In 2006, Donald Trump made plans to purchase the Menie Estate, near Aberdeen, Scotland, aiming to convert the dunes and grassland into a luxury golf resort. He and the estate’s owner, Tom Griffin, sat down to discuss the transaction at the Cock & Bull restaurant. Griffin recalls that Trump was a hard-nosed negotiator, reluctant to give in on even the tiniest details. But, as Michael D’Antonio writes in his recent biography of Trump, Never Enough, Griffin’s most vivid recollection of the evening pertains to the theatrics. It was as if the golden-haired guest sitting across the table were an actor playing a part on the London stage.
“It was Donald Trump playing Donald Trump,” Griffin observed. There was something unreal about it.
Photographer Karen Marshall began photographing a group of girls in 1985—and hasn’t stopped.
When Karen Marshall started photographing a group of teenage girls on the Upper West Side in 1985, she wasn't sure what would happen. A decade older than them, Marshall was interested in exploring what girlhood looked like in a middle class, urban environment. "I wanted to look at girls who reminded me of how I grew up," Marshall said to The Atlantic. "Most of the photographs I would see of teenage girls were about women under the poverty line or prom queens in the midwest—neither of the things that I grew up with."
Marshall started photographing Molly Brover, a charismatic, curly-haired junior at the Bronx High School of Science, and her group of friends.

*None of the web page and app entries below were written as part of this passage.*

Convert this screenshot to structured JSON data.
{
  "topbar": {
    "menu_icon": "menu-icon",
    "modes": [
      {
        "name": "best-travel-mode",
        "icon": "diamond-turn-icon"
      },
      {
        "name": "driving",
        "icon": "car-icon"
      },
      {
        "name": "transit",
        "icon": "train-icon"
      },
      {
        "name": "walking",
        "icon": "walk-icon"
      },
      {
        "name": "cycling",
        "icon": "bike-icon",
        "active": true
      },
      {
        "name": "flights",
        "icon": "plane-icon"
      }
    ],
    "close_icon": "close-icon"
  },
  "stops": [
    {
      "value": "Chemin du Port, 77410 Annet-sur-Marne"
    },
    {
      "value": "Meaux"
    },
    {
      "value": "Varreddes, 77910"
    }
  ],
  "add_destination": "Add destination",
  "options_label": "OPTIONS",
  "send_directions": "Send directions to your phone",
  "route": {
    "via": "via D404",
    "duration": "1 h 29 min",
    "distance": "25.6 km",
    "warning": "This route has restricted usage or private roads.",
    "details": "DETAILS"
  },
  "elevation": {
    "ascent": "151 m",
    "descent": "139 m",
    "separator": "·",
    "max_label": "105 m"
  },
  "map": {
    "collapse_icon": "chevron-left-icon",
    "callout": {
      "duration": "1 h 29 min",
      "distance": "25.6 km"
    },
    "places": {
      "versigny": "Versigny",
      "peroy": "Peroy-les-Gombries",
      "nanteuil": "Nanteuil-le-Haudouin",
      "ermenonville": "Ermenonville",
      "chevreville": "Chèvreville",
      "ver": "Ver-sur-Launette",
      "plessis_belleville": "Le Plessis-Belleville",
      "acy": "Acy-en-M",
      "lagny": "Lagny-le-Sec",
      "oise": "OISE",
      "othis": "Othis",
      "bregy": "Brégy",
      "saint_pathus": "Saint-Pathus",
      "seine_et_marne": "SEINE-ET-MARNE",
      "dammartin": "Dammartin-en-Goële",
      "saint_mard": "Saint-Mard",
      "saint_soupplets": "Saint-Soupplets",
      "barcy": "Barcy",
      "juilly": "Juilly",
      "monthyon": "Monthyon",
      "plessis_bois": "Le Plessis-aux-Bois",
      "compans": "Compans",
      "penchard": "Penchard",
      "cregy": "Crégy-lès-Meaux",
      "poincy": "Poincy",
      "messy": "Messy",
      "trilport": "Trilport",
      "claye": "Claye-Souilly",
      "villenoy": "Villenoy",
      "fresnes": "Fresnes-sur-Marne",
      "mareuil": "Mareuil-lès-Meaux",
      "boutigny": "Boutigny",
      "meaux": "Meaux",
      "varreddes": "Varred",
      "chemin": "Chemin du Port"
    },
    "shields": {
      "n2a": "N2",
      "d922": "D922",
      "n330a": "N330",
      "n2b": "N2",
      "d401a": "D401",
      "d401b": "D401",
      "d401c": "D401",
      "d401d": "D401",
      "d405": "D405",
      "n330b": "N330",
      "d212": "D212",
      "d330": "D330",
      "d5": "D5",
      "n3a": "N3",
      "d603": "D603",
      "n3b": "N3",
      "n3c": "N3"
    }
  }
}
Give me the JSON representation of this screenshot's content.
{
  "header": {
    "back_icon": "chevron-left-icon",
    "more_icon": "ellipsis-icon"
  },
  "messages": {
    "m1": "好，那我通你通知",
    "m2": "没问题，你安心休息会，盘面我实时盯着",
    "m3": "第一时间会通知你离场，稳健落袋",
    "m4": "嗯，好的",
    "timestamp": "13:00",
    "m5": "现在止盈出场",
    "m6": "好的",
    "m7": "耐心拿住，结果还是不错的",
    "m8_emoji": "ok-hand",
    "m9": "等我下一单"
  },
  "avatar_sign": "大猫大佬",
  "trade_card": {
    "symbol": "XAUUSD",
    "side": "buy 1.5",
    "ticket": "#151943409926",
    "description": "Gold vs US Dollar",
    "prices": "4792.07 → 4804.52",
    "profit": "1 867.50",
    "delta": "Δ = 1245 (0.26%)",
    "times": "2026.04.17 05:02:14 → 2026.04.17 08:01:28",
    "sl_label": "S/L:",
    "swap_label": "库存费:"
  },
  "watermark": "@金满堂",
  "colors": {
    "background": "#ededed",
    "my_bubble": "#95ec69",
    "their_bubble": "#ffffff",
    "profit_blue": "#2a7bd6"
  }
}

She photographed them hanging out in Riverside Park, smoking cigarettes, having slumber parties—the mundane and exhilarating rites of puberty. Ten months later, Molly died in a car accident. What Marshall thought was a coming of age story turned into something more complicated—now also about loss, not only of Molly, but of childhood. "I had to see this project through," Marshall said. "I had her in all these photographs—she was still going to remain very much alive and the rest of them would grow older."
One man conducted hundreds of interviews to understand the motivation and morality of those in the finance industry.
How can bankers live with themselves after the destruction wrought by their industry? That’s in part what the Dutch journalist Joris Luyendijk sets out to uncover in his new book, Among the Bankers: A Journey Into the Heart of Finance, which was published overseas last year under the title Swimming with Sharks. The book attempts to lay bare not the technical workings of a very opaque industry, but the emotional and moral considerations of those who operate within it.
Luyendijk, a reporter at The Guardian who has a background in anthropology, poses that question of conscience over and over again. To answer it, he conducted hundreds of interviews with people who work in the City, London’s version of Wall Street.
Retired Senator John Warner of Virginia, an influential voice on military issues, has endorsed Hillary Clinton.
It might have been a bigger surprise if John Warner had backed Donald Trump than if he hadn’t.
The former longtime Republican U.S. senator from Virginia, and former secretary of the Navy, endorsed Hillary Clinton on Wednesday at a rally in Alexandria.
“There comes a time when I have to stand up and assert my own views,” Warner said, standing alongside Tim Kaine, the Virginia senator who is Clinton’s running mate. “If there’s one thing about candidate Clinton that you’ve got to understand, she throughout her whole life has been prepared, done her homework and studied.” He also called Trump’s assessment of the U.S. military, as badly weak, was “ridiculous.”
Warner has never hesitated to buck the Republican Party line. He did it in the Senate, and he did it to back Democrat Mark Warner (no relation), rather than Republican Jim Gilmore, in his 2014 reelection effort. But John Warner’s backing could help Clinton solidify her lead in Virginia, which was until recently a swing state but has turned gradually more blue.